God reward the faithful adorers of last Friday night, especially the men of the Guard of Honor. This Corpus Christi has been marked with many hours of adoration, much prayer. Thanks, too, go to our helpers of last Saturday who prepared everything for the Sunday Solemnity, adoration and procession.

Our rainy June turned sunny to honor the Creator of all on the very Feast of God, and after quiet adoration and a beautifully sung High Mass to close the choir season, we processed out with the Blessed Sacrament, led by children and our First Communicants scattering flower petals. The cloister provided a perfect venue for our “outdoor” Benediction, and then we processed into church for the second of the day’s four. Thank you to our faithful Rosary Confraternity members for your participation!

By evening, after Vespers and the final Benediction, we were tired out, but happily so with our efforts to honor in some modest way our Eucharistic King. However, we sprang into action again when we heard about Carolyn McClorey’s car accident, with prayers, especially the help of our Rosary Chain. Fr. Cekada spent the evening with the family, waiting at the hospital.

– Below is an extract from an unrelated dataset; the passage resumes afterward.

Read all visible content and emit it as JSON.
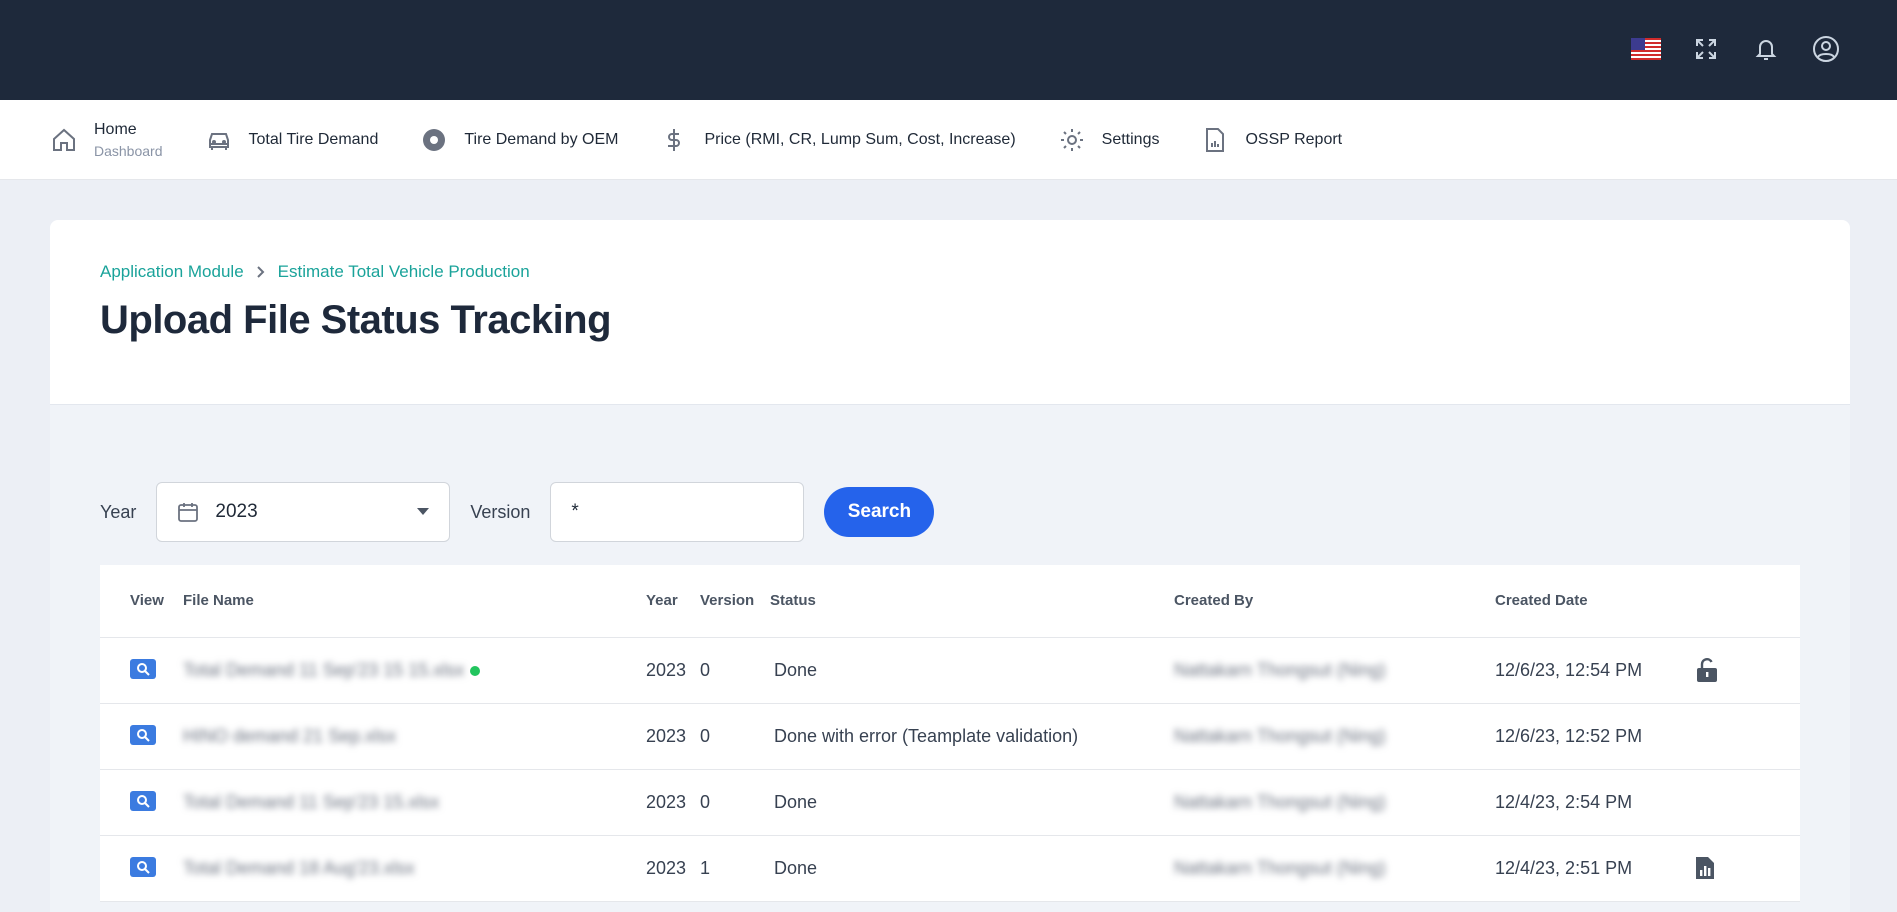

All turned out well. Our prayers were heard.

Monday was marked by more adoration of the Blessed Sacrament, by the priests, and Darlene, as well as preparations for Tuesday’s feast and barbeque. Fr. Nicolás Despósito, of the seminary, came in for a brief visit as well. The feast opened with First Vespers of St. John the Baptist. On Tuesday we prepared wood for a great bonfire, and prayed for dry weather. It was not to be, but God always has His reasons. Fr. McKenna celebrated the Solemn Mass and preached for the birthday of St. John the Baptist, and the Summer choir sang in honor of this last of the prophets.

It rained, off and on, all evening. Today I remembered that the French say if it rains for St. Medard, it will rain for 40 days. It did, as his feast, which fell on Pentecost, June 8th, was a rainy day, remember? But the marvelous thing is how well our parish “birthday” party went, rain or shine. We all enjoyed the delicious supper of brats and sauerkraut and many other dishes out in the cloister. Towards dark we set up the Holy Saturday brazier, which different altar boys, experts in the area, adroitly loaded with kindling wood. Soon a great impressive fire was blazing in the cloister, and being blessed in the Name of Christ, “the unfailing light,” and in honor of St. John. His celebrated Vesper hymn resounded under the vaults, sung by clergy and choir together.

Next, in the light of our improvised bonfire we sang about our “Home on the Range” and dear Dixie. The school choir favored us with the ever-popular “Teddy Bears’ Picnic,” a favorite of Fr. Cekada, who then invited us into the comfort of Helfta Hall. The children served as chorus for his charming tale, repeating “I am Cat, and I walk alone, and all places are alike to me.” Special mention to Putin the Pussycat, and his remarkable Russian accent.

Marshmallows followed next, children delightedly scurrying in the dark between the blessed fire and the charcoal grill for maximum marshmallow roasting. We concluded with Rosary in the church. We could not have had a more pleasant or successful evening than the one God gave us. Deo Gratias!

The cats marked the occasion by catching and consuming a particularly large rabbit in the rain, whose remains were left scattered on the kitchen porch. I am amazed at Caravaggio’s undying enmity for the hare, his hereditary enemy, and his edifying meekness under every morning’s assault from the killdeer. Their sentry bird follows him, drone-like, boldly strafing the hapless cat and crying out the whole time as Caravaggio patiently waits on the porch for the opening of the breakfast buffet.

And the week, as I write this, is only half done! Remember Fr. Lehtoranta offering Mass in Spain today, before heading to Scandinavia. My travel itinerary is more modest: Milwaukee for a dozen Confirmations. Remember, if you would, your priests whose ordination was this day, many years ago.

May the Sacred Heart bless you and your family!
– Bishop Dolan